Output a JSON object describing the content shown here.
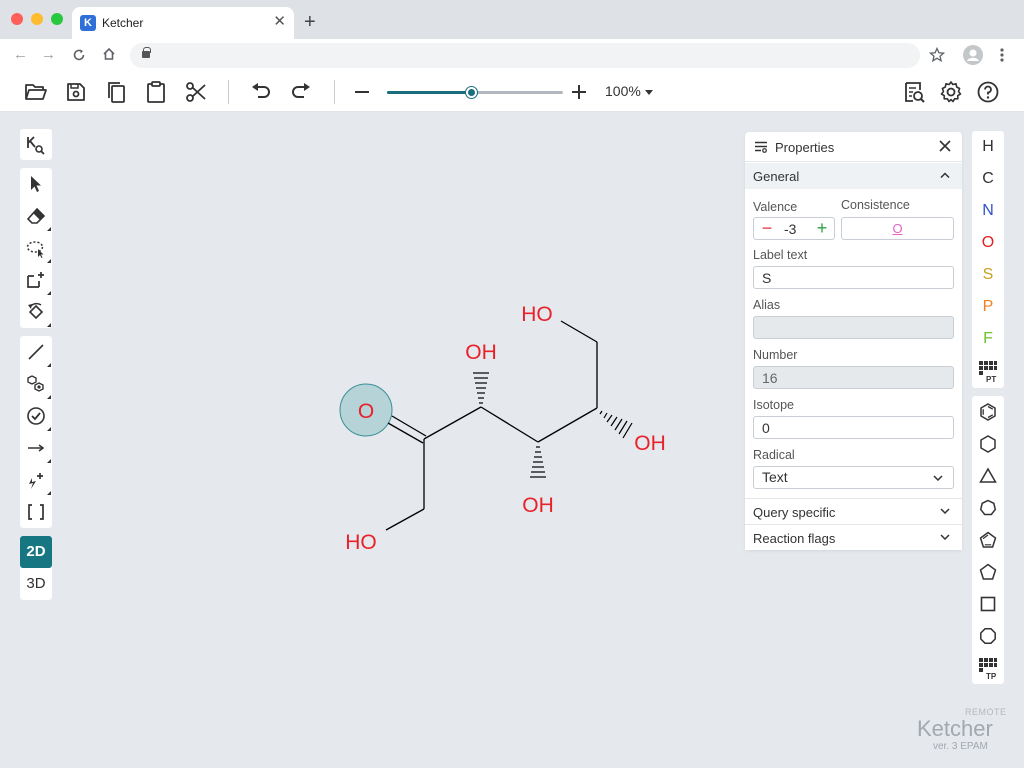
{
  "browser": {
    "tab_title": "Ketcher",
    "favicon_letter": "K",
    "url": ""
  },
  "toolbar": {
    "zoom_value": "100%",
    "zoom_fraction": 0.48
  },
  "left_toolbar": {
    "mode_2d": "2D",
    "mode_3d": "3D"
  },
  "elements": [
    {
      "symbol": "H",
      "color": "#333333"
    },
    {
      "symbol": "C",
      "color": "#333333"
    },
    {
      "symbol": "N",
      "color": "#3050c8"
    },
    {
      "symbol": "O",
      "color": "#e02020"
    },
    {
      "symbol": "S",
      "color": "#c8a020"
    },
    {
      "symbol": "P",
      "color": "#f08020"
    },
    {
      "symbol": "F",
      "color": "#70c030"
    }
  ],
  "periodic_table_label": "PT",
  "templates_label": "TP",
  "properties": {
    "title": "Properties",
    "general_label": "General",
    "valence_label": "Valence",
    "valence_value": "-3",
    "consistence_label": "Consistence",
    "consistence_value": "O",
    "label_text_label": "Label text",
    "label_text_value": "S",
    "alias_label": "Alias",
    "alias_value": "",
    "number_label": "Number",
    "number_value": "16",
    "isotope_label": "Isotope",
    "isotope_value": "0",
    "radical_label": "Radical",
    "radical_value": "Text",
    "query_specific_label": "Query specific",
    "reaction_flags_label": "Reaction flags"
  },
  "molecule": {
    "atom_labels": [
      "O",
      "HO",
      "OH",
      "HO",
      "OH",
      "OH"
    ],
    "selected_atom": "O"
  },
  "brand": {
    "remote": "REMOTE",
    "name": "Ketcher",
    "version": "ver. 3 EPAM"
  }
}
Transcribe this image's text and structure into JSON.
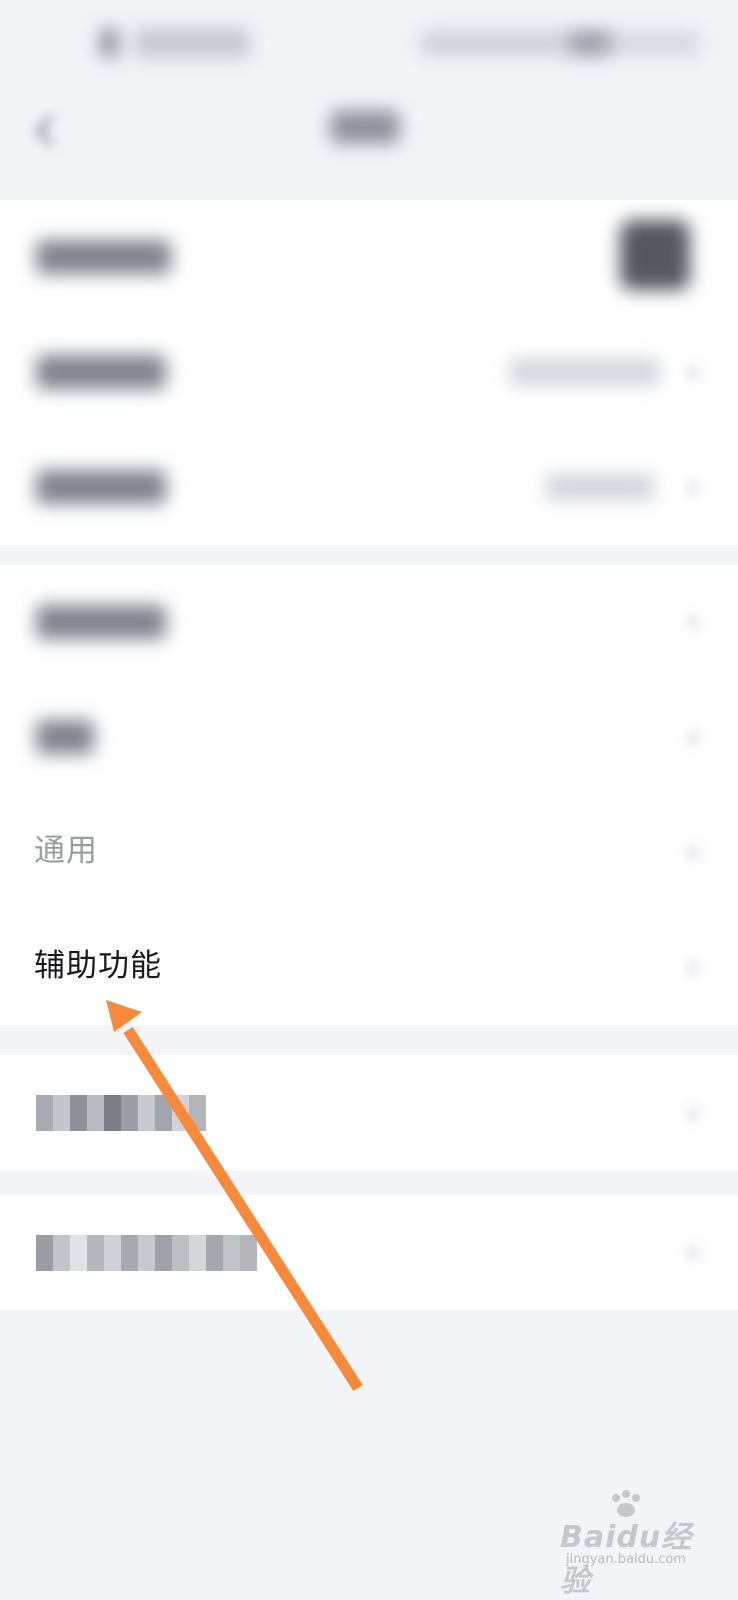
{
  "settings_list": {
    "general_label": "通用",
    "accessibility_label": "辅助功能"
  },
  "watermark": {
    "logo_text": "Baidu经验",
    "site_text": "jingyan.baidu.com"
  },
  "annotation": {
    "arrow_color": "#f7893b"
  },
  "colors": {
    "background": "#f3f4f8",
    "card": "#ffffff"
  }
}
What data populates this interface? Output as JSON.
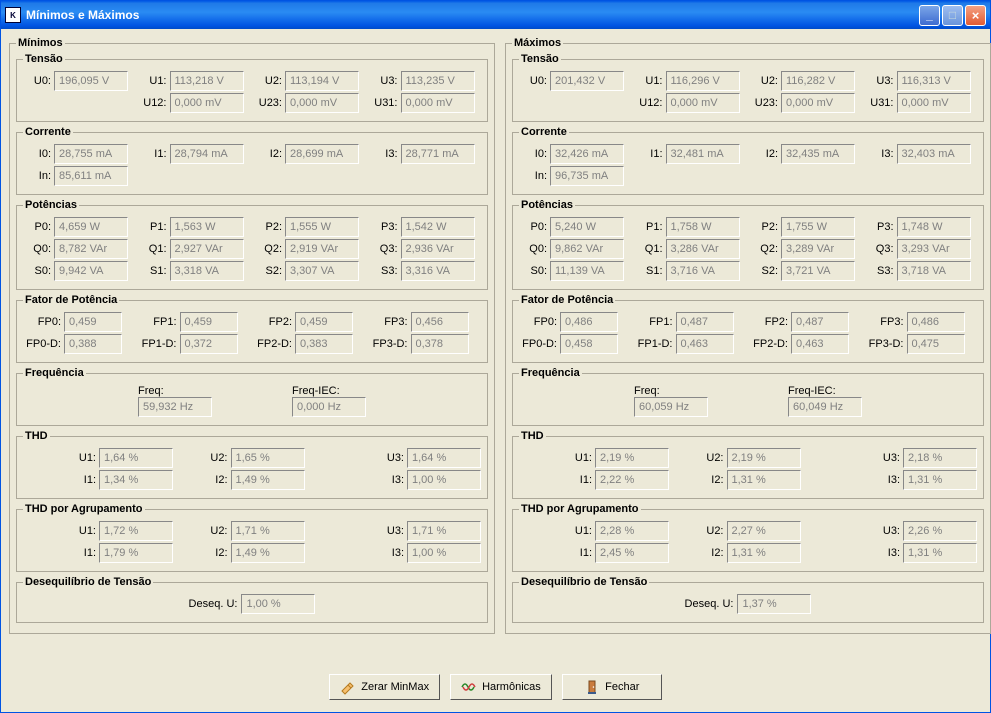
{
  "window": {
    "title": "Mínimos e Máximos"
  },
  "minimos": {
    "title": "Mínimos",
    "tensao": {
      "title": "Tensão",
      "U0": "196,095 V",
      "U1": "113,218 V",
      "U2": "113,194 V",
      "U3": "113,235 V",
      "U12": "0,000 mV",
      "U23": "0,000 mV",
      "U31": "0,000 mV"
    },
    "corrente": {
      "title": "Corrente",
      "I0": "28,755 mA",
      "I1": "28,794 mA",
      "I2": "28,699 mA",
      "I3": "28,771 mA",
      "In": "85,611 mA"
    },
    "potencias": {
      "title": "Potências",
      "P0": "4,659 W",
      "P1": "1,563 W",
      "P2": "1,555 W",
      "P3": "1,542 W",
      "Q0": "8,782 VAr",
      "Q1": "2,927 VAr",
      "Q2": "2,919 VAr",
      "Q3": "2,936 VAr",
      "S0": "9,942 VA",
      "S1": "3,318 VA",
      "S2": "3,307 VA",
      "S3": "3,316 VA"
    },
    "fp": {
      "title": "Fator de Potência",
      "FP0": "0,459",
      "FP1": "0,459",
      "FP2": "0,459",
      "FP3": "0,456",
      "FP0D": "0,388",
      "FP1D": "0,372",
      "FP2D": "0,383",
      "FP3D": "0,378"
    },
    "freq": {
      "title": "Frequência",
      "Freq": "59,932 Hz",
      "FreqIEC": "0,000 Hz"
    },
    "thd": {
      "title": "THD",
      "U1": "1,64 %",
      "U2": "1,65 %",
      "U3": "1,64 %",
      "I1": "1,34 %",
      "I2": "1,49 %",
      "I3": "1,00 %"
    },
    "thda": {
      "title": "THD por Agrupamento",
      "U1": "1,72 %",
      "U2": "1,71 %",
      "U3": "1,71 %",
      "I1": "1,79 %",
      "I2": "1,49 %",
      "I3": "1,00 %"
    },
    "deseq": {
      "title": "Desequilíbrio de Tensão",
      "U": "1,00 %"
    }
  },
  "maximos": {
    "title": "Máximos",
    "tensao": {
      "title": "Tensão",
      "U0": "201,432 V",
      "U1": "116,296 V",
      "U2": "116,282 V",
      "U3": "116,313 V",
      "U12": "0,000 mV",
      "U23": "0,000 mV",
      "U31": "0,000 mV"
    },
    "corrente": {
      "title": "Corrente",
      "I0": "32,426 mA",
      "I1": "32,481 mA",
      "I2": "32,435 mA",
      "I3": "32,403 mA",
      "In": "96,735 mA"
    },
    "potencias": {
      "title": "Potências",
      "P0": "5,240 W",
      "P1": "1,758 W",
      "P2": "1,755 W",
      "P3": "1,748 W",
      "Q0": "9,862 VAr",
      "Q1": "3,286 VAr",
      "Q2": "3,289 VAr",
      "Q3": "3,293 VAr",
      "S0": "11,139 VA",
      "S1": "3,716 VA",
      "S2": "3,721 VA",
      "S3": "3,718 VA"
    },
    "fp": {
      "title": "Fator de Potência",
      "FP0": "0,486",
      "FP1": "0,487",
      "FP2": "0,487",
      "FP3": "0,486",
      "FP0D": "0,458",
      "FP1D": "0,463",
      "FP2D": "0,463",
      "FP3D": "0,475"
    },
    "freq": {
      "title": "Frequência",
      "Freq": "60,059 Hz",
      "FreqIEC": "60,049 Hz"
    },
    "thd": {
      "title": "THD",
      "U1": "2,19 %",
      "U2": "2,19 %",
      "U3": "2,18 %",
      "I1": "2,22 %",
      "I2": "1,31 %",
      "I3": "1,31 %"
    },
    "thda": {
      "title": "THD por Agrupamento",
      "U1": "2,28 %",
      "U2": "2,27 %",
      "U3": "2,26 %",
      "I1": "2,45 %",
      "I2": "1,31 %",
      "I3": "1,31 %"
    },
    "deseq": {
      "title": "Desequilíbrio de Tensão",
      "U": "1,37 %"
    }
  },
  "labels": {
    "U0": "U0:",
    "U1": "U1:",
    "U2": "U2:",
    "U3": "U3:",
    "U12": "U12:",
    "U23": "U23:",
    "U31": "U31:",
    "I0": "I0:",
    "I1": "I1:",
    "I2": "I2:",
    "I3": "I3:",
    "In": "In:",
    "P0": "P0:",
    "P1": "P1:",
    "P2": "P2:",
    "P3": "P3:",
    "Q0": "Q0:",
    "Q1": "Q1:",
    "Q2": "Q2:",
    "Q3": "Q3:",
    "S0": "S0:",
    "S1": "S1:",
    "S2": "S2:",
    "S3": "S3:",
    "FP0": "FP0:",
    "FP1": "FP1:",
    "FP2": "FP2:",
    "FP3": "FP3:",
    "FP0D": "FP0-D:",
    "FP1D": "FP1-D:",
    "FP2D": "FP2-D:",
    "FP3D": "FP3-D:",
    "Freq": "Freq:",
    "FreqIEC": "Freq-IEC:",
    "tU1": "U1:",
    "tU2": "U2:",
    "tU3": "U3:",
    "tI1": "I1:",
    "tI2": "I2:",
    "tI3": "I3:",
    "DeseqU": "Deseq. U:"
  },
  "buttons": {
    "zerar": "Zerar MinMax",
    "harmonicas": "Harmônicas",
    "fechar": "Fechar"
  }
}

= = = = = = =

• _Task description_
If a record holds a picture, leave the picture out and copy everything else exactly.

• _Result of this task_
Output a JSON object describing the content shown here.
{
  "browser": {
    "tab_title": "Ketcher",
    "favicon_letter": "K",
    "url": ""
  },
  "toolbar": {
    "zoom_value": "100%",
    "zoom_fraction": 0.48
  },
  "left_toolbar": {
    "mode_2d": "2D",
    "mode_3d": "3D"
  },
  "elements": [
    {
      "symbol": "H",
      "color": "#333333"
    },
    {
      "symbol": "C",
      "color": "#333333"
    },
    {
      "symbol": "N",
      "color": "#3050c8"
    },
    {
      "symbol": "O",
      "color": "#e02020"
    },
    {
      "symbol": "S",
      "color": "#c8a020"
    },
    {
      "symbol": "P",
      "color": "#f08020"
    },
    {
      "symbol": "F",
      "color": "#70c030"
    }
  ],
  "periodic_table_label": "PT",
  "templates_label": "TP",
  "properties": {
    "title": "Properties",
    "general_label": "General",
    "valence_label": "Valence",
    "valence_value": "-3",
    "consistence_label": "Consistence",
    "consistence_value": "O",
    "label_text_label": "Label text",
    "label_text_value": "S",
    "alias_label": "Alias",
    "alias_value": "",
    "number_label": "Number",
    "number_value": "16",
    "isotope_label": "Isotope",
    "isotope_value": "0",
    "radical_label": "Radical",
    "radical_value": "Text",
    "query_specific_label": "Query specific",
    "reaction_flags_label": "Reaction flags"
  },
  "molecule": {
    "atom_labels": [
      "O",
      "HO",
      "OH",
      "HO",
      "OH",
      "OH"
    ],
    "selected_atom": "O"
  },
  "brand": {
    "remote": "REMOTE",
    "name": "Ketcher",
    "version": "ver. 3 EPAM"
  }
}
Transcribe this image's text and structure into JSON.
{
  "settings_list": {
    "general_label": "通用",
    "accessibility_label": "辅助功能"
  },
  "watermark": {
    "logo_text": "Baidu经验",
    "site_text": "jingyan.baidu.com"
  },
  "annotation": {
    "arrow_color": "#f7893b"
  },
  "colors": {
    "background": "#f3f4f8",
    "card": "#ffffff"
  }
}
What data populates this interface? Output as JSON.
{
  "window": {
    "title": "Mínimos e Máximos"
  },
  "minimos": {
    "title": "Mínimos",
    "tensao": {
      "title": "Tensão",
      "U0": "196,095 V",
      "U1": "113,218 V",
      "U2": "113,194 V",
      "U3": "113,235 V",
      "U12": "0,000 mV",
      "U23": "0,000 mV",
      "U31": "0,000 mV"
    },
    "corrente": {
      "title": "Corrente",
      "I0": "28,755 mA",
      "I1": "28,794 mA",
      "I2": "28,699 mA",
      "I3": "28,771 mA",
      "In": "85,611 mA"
    },
    "potencias": {
      "title": "Potências",
      "P0": "4,659 W",
      "P1": "1,563 W",
      "P2": "1,555 W",
      "P3": "1,542 W",
      "Q0": "8,782 VAr",
      "Q1": "2,927 VAr",
      "Q2": "2,919 VAr",
      "Q3": "2,936 VAr",
      "S0": "9,942 VA",
      "S1": "3,318 VA",
      "S2": "3,307 VA",
      "S3": "3,316 VA"
    },
    "fp": {
      "title": "Fator de Potência",
      "FP0": "0,459",
      "FP1": "0,459",
      "FP2": "0,459",
      "FP3": "0,456",
      "FP0D": "0,388",
      "FP1D": "0,372",
      "FP2D": "0,383",
      "FP3D": "0,378"
    },
    "freq": {
      "title": "Frequência",
      "Freq": "59,932 Hz",
      "FreqIEC": "0,000 Hz"
    },
    "thd": {
      "title": "THD",
      "U1": "1,64 %",
      "U2": "1,65 %",
      "U3": "1,64 %",
      "I1": "1,34 %",
      "I2": "1,49 %",
      "I3": "1,00 %"
    },
    "thda": {
      "title": "THD por Agrupamento",
      "U1": "1,72 %",
      "U2": "1,71 %",
      "U3": "1,71 %",
      "I1": "1,79 %",
      "I2": "1,49 %",
      "I3": "1,00 %"
    },
    "deseq": {
      "title": "Desequilíbrio de Tensão",
      "U": "1,00 %"
    }
  },
  "maximos": {
    "title": "Máximos",
    "tensao": {
      "title": "Tensão",
      "U0": "201,432 V",
      "U1": "116,296 V",
      "U2": "116,282 V",
      "U3": "116,313 V",
      "U12": "0,000 mV",
      "U23": "0,000 mV",
      "U31": "0,000 mV"
    },
    "corrente": {
      "title": "Corrente",
      "I0": "32,426 mA",
      "I1": "32,481 mA",
      "I2": "32,435 mA",
      "I3": "32,403 mA",
      "In": "96,735 mA"
    },
    "potencias": {
      "title": "Potências",
      "P0": "5,240 W",
      "P1": "1,758 W",
      "P2": "1,755 W",
      "P3": "1,748 W",
      "Q0": "9,862 VAr",
      "Q1": "3,286 VAr",
      "Q2": "3,289 VAr",
      "Q3": "3,293 VAr",
      "S0": "11,139 VA",
      "S1": "3,716 VA",
      "S2": "3,721 VA",
      "S3": "3,718 VA"
    },
    "fp": {
      "title": "Fator de Potência",
      "FP0": "0,486",
      "FP1": "0,487",
      "FP2": "0,487",
      "FP3": "0,486",
      "FP0D": "0,458",
      "FP1D": "0,463",
      "FP2D": "0,463",
      "FP3D": "0,475"
    },
    "freq": {
      "title": "Frequência",
      "Freq": "60,059 Hz",
      "FreqIEC": "60,049 Hz"
    },
    "thd": {
      "title": "THD",
      "U1": "2,19 %",
      "U2": "2,19 %",
      "U3": "2,18 %",
      "I1": "2,22 %",
      "I2": "1,31 %",
      "I3": "1,31 %"
    },
    "thda": {
      "title": "THD por Agrupamento",
      "U1": "2,28 %",
      "U2": "2,27 %",
      "U3": "2,26 %",
      "I1": "2,45 %",
      "I2": "1,31 %",
      "I3": "1,31 %"
    },
    "deseq": {
      "title": "Desequilíbrio de Tensão",
      "U": "1,37 %"
    }
  },
  "labels": {
    "U0": "U0:",
    "U1": "U1:",
    "U2": "U2:",
    "U3": "U3:",
    "U12": "U12:",
    "U23": "U23:",
    "U31": "U31:",
    "I0": "I0:",
    "I1": "I1:",
    "I2": "I2:",
    "I3": "I3:",
    "In": "In:",
    "P0": "P0:",
    "P1": "P1:",
    "P2": "P2:",
    "P3": "P3:",
    "Q0": "Q0:",
    "Q1": "Q1:",
    "Q2": "Q2:",
    "Q3": "Q3:",
    "S0": "S0:",
    "S1": "S1:",
    "S2": "S2:",
    "S3": "S3:",
    "FP0": "FP0:",
    "FP1": "FP1:",
    "FP2": "FP2:",
    "FP3": "FP3:",
    "FP0D": "FP0-D:",
    "FP1D": "FP1-D:",
    "FP2D": "FP2-D:",
    "FP3D": "FP3-D:",
    "Freq": "Freq:",
    "FreqIEC": "Freq-IEC:",
    "tU1": "U1:",
    "tU2": "U2:",
    "tU3": "U3:",
    "tI1": "I1:",
    "tI2": "I2:",
    "tI3": "I3:",
    "DeseqU": "Deseq. U:"
  },
  "buttons": {
    "zerar": "Zerar MinMax",
    "harmonicas": "Harmônicas",
    "fechar": "Fechar"
  }
}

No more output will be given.